* Task directions
Please output the entries below without altering a single character.

Records provided Block Start

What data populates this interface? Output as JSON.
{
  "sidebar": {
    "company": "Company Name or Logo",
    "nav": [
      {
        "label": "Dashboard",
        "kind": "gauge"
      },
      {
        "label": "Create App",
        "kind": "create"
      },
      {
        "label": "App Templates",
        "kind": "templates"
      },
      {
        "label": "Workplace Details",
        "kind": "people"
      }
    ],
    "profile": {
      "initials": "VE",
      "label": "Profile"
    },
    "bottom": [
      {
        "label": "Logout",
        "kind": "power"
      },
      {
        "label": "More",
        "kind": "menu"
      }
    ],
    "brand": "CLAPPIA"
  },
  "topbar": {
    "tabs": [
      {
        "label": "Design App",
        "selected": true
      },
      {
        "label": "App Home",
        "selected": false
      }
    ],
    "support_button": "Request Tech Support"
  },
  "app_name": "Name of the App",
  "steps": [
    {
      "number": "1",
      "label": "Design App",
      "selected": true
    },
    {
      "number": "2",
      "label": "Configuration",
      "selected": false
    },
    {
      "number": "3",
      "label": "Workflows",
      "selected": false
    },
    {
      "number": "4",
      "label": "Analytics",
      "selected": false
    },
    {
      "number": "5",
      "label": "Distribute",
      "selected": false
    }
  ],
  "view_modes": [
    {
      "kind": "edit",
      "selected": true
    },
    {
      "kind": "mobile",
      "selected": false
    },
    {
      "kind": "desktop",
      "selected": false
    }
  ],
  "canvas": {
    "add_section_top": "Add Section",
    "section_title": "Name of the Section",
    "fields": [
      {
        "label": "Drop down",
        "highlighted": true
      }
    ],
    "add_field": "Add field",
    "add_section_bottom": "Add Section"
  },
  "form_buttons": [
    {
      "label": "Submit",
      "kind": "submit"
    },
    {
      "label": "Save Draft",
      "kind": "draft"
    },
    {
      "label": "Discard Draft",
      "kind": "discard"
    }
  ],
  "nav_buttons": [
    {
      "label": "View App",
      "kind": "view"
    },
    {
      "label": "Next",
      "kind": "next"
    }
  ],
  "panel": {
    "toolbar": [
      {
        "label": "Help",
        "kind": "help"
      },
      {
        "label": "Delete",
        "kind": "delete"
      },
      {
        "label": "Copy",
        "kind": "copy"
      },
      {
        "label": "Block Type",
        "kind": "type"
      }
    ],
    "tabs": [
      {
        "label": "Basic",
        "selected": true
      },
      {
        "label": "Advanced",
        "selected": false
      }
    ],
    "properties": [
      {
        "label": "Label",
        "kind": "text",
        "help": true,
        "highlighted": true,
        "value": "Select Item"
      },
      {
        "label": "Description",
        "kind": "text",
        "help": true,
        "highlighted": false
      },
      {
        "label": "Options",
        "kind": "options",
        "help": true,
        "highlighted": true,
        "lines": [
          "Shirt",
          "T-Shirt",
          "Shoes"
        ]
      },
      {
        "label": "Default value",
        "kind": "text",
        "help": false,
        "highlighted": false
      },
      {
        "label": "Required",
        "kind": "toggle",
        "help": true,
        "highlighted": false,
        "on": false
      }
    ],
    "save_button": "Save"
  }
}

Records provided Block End

* Response below
What data populates this interface? Output as JSON.
{
  "sidebar": {
    "company": "Company Name or Logo",
    "nav": [
      {
        "label": "Dashboard",
        "kind": "gauge"
      },
      {
        "label": "Create App",
        "kind": "create"
      },
      {
        "label": "App Templates",
        "kind": "templates"
      },
      {
        "label": "Workplace Details",
        "kind": "people"
      }
    ],
    "profile": {
      "initials": "VE",
      "label": "Profile"
    },
    "bottom": [
      {
        "label": "Logout",
        "kind": "power"
      },
      {
        "label": "More",
        "kind": "menu"
      }
    ],
    "brand": "CLAPPIA"
  },
  "topbar": {
    "tabs": [
      {
        "label": "Design App",
        "selected": true
      },
      {
        "label": "App Home",
        "selected": false
      }
    ],
    "support_button": "Request Tech Support"
  },
  "app_name": "Name of the App",
  "steps": [
    {
      "number": "1",
      "label": "Design App",
      "selected": true
    },
    {
      "number": "2",
      "label": "Configuration",
      "selected": false
    },
    {
      "number": "3",
      "label": "Workflows",
      "selected": false
    },
    {
      "number": "4",
      "label": "Analytics",
      "selected": false
    },
    {
      "number": "5",
      "label": "Distribute",
      "selected": false
    }
  ],
  "view_modes": [
    {
      "kind": "edit",
      "selected": true
    },
    {
      "kind": "mobile",
      "selected": false
    },
    {
      "kind": "desktop",
      "selected": false
    }
  ],
  "canvas": {
    "add_section_top": "Add Section",
    "section_title": "Name of the Section",
    "fields": [
      {
        "label": "Drop down",
        "highlighted": true
      }
    ],
    "add_field": "Add field",
    "add_section_bottom": "Add Section"
  },
  "form_buttons": [
    {
      "label": "Submit",
      "kind": "submit"
    },
    {
      "label": "Save Draft",
      "kind": "draft"
    },
    {
      "label": "Discard Draft",
      "kind": "discard"
    }
  ],
  "nav_buttons": [
    {
      "label": "View App",
      "kind": "view"
    },
    {
      "label": "Next",
      "kind": "next"
    }
  ],
  "panel": {
    "toolbar": [
      {
        "label": "Help",
        "kind": "help"
      },
      {
        "label": "Delete",
        "kind": "delete"
      },
      {
        "label": "Copy",
        "kind": "copy"
      },
      {
        "label": "Block Type",
        "kind": "type"
      }
    ],
    "tabs": [
      {
        "label": "Basic",
        "selected": true
      },
      {
        "label": "Advanced",
        "selected": false
      }
    ],
    "properties": [
      {
        "label": "Label",
        "kind": "text",
        "help": true,
        "highlighted": true,
        "value": "Select Item"
      },
      {
        "label": "Description",
        "kind": "text",
        "help": true,
        "highlighted": false
      },
      {
        "label": "Options",
        "kind": "options",
        "help": true,
        "highlighted": true,
        "lines": [
          "Shirt",
          "T-Shirt",
          "Shoes"
        ]
      },
      {
        "label": "Default value",
        "kind": "text",
        "help": false,
        "highlighted": false
      },
      {
        "label": "Required",
        "kind": "toggle",
        "help": true,
        "highlighted": false,
        "on": false
      }
    ],
    "save_button": "Save"
  }
}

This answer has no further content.